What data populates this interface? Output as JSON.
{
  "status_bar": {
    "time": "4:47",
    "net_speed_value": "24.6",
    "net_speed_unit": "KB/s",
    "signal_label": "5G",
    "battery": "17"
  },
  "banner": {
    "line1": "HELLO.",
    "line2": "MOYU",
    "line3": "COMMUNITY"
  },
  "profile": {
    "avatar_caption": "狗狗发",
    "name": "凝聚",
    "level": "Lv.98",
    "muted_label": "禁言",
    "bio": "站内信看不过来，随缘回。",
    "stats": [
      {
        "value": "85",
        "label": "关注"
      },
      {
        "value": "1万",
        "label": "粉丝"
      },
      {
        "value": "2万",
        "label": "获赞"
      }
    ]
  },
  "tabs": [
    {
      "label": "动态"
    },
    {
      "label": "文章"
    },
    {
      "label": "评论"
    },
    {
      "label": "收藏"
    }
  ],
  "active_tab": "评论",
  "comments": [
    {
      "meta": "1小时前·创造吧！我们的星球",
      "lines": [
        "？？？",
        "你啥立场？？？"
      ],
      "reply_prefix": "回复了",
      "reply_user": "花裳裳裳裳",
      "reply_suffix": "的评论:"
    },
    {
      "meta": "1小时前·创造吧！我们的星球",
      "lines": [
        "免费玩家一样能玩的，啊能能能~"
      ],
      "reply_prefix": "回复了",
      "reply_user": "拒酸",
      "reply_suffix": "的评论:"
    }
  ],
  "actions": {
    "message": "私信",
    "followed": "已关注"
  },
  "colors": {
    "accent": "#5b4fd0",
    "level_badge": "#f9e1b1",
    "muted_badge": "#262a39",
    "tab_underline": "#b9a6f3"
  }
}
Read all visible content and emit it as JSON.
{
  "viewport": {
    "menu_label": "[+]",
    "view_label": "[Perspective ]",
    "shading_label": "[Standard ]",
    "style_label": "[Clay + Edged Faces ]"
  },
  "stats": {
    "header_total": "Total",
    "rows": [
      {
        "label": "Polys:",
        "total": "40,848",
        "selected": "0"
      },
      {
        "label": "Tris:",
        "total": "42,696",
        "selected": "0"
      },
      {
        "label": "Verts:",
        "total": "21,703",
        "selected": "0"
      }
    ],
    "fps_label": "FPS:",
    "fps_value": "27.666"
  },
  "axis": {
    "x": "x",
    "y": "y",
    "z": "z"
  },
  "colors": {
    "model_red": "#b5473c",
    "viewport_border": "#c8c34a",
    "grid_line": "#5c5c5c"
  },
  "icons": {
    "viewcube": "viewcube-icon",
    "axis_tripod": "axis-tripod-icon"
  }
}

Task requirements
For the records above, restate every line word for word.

Answer for the task
What data populates this interface? Output as JSON.
{
  "status_bar": {
    "time": "4:47",
    "net_speed_value": "24.6",
    "net_speed_unit": "KB/s",
    "signal_label": "5G",
    "battery": "17"
  },
  "banner": {
    "line1": "HELLO.",
    "line2": "MOYU",
    "line3": "COMMUNITY"
  },
  "profile": {
    "avatar_caption": "狗狗发",
    "name": "凝聚",
    "level": "Lv.98",
    "muted_label": "禁言",
    "bio": "站内信看不过来，随缘回。",
    "stats": [
      {
        "value": "85",
        "label": "关注"
      },
      {
        "value": "1万",
        "label": "粉丝"
      },
      {
        "value": "2万",
        "label": "获赞"
      }
    ]
  },
  "tabs": [
    {
      "label": "动态"
    },
    {
      "label": "文章"
    },
    {
      "label": "评论"
    },
    {
      "label": "收藏"
    }
  ],
  "active_tab": "评论",
  "comments": [
    {
      "meta": "1小时前·创造吧！我们的星球",
      "lines": [
        "？？？",
        "你啥立场？？？"
      ],
      "reply_prefix": "回复了",
      "reply_user": "花裳裳裳裳",
      "reply_suffix": "的评论:"
    },
    {
      "meta": "1小时前·创造吧！我们的星球",
      "lines": [
        "免费玩家一样能玩的，啊能能能~"
      ],
      "reply_prefix": "回复了",
      "reply_user": "拒酸",
      "reply_suffix": "的评论:"
    }
  ],
  "actions": {
    "message": "私信",
    "followed": "已关注"
  },
  "colors": {
    "accent": "#5b4fd0",
    "level_badge": "#f9e1b1",
    "muted_badge": "#262a39",
    "tab_underline": "#b9a6f3"
  }
}
Read all visible content and emit it as JSON.
{
  "viewport": {
    "menu_label": "[+]",
    "view_label": "[Perspective ]",
    "shading_label": "[Standard ]",
    "style_label": "[Clay + Edged Faces ]"
  },
  "stats": {
    "header_total": "Total",
    "rows": [
      {
        "label": "Polys:",
        "total": "40,848",
        "selected": "0"
      },
      {
        "label": "Tris:",
        "total": "42,696",
        "selected": "0"
      },
      {
        "label": "Verts:",
        "total": "21,703",
        "selected": "0"
      }
    ],
    "fps_label": "FPS:",
    "fps_value": "27.666"
  },
  "axis": {
    "x": "x",
    "y": "y",
    "z": "z"
  },
  "colors": {
    "model_red": "#b5473c",
    "viewport_border": "#c8c34a",
    "grid_line": "#5c5c5c"
  },
  "icons": {
    "viewcube": "viewcube-icon",
    "axis_tripod": "axis-tripod-icon"
  }
}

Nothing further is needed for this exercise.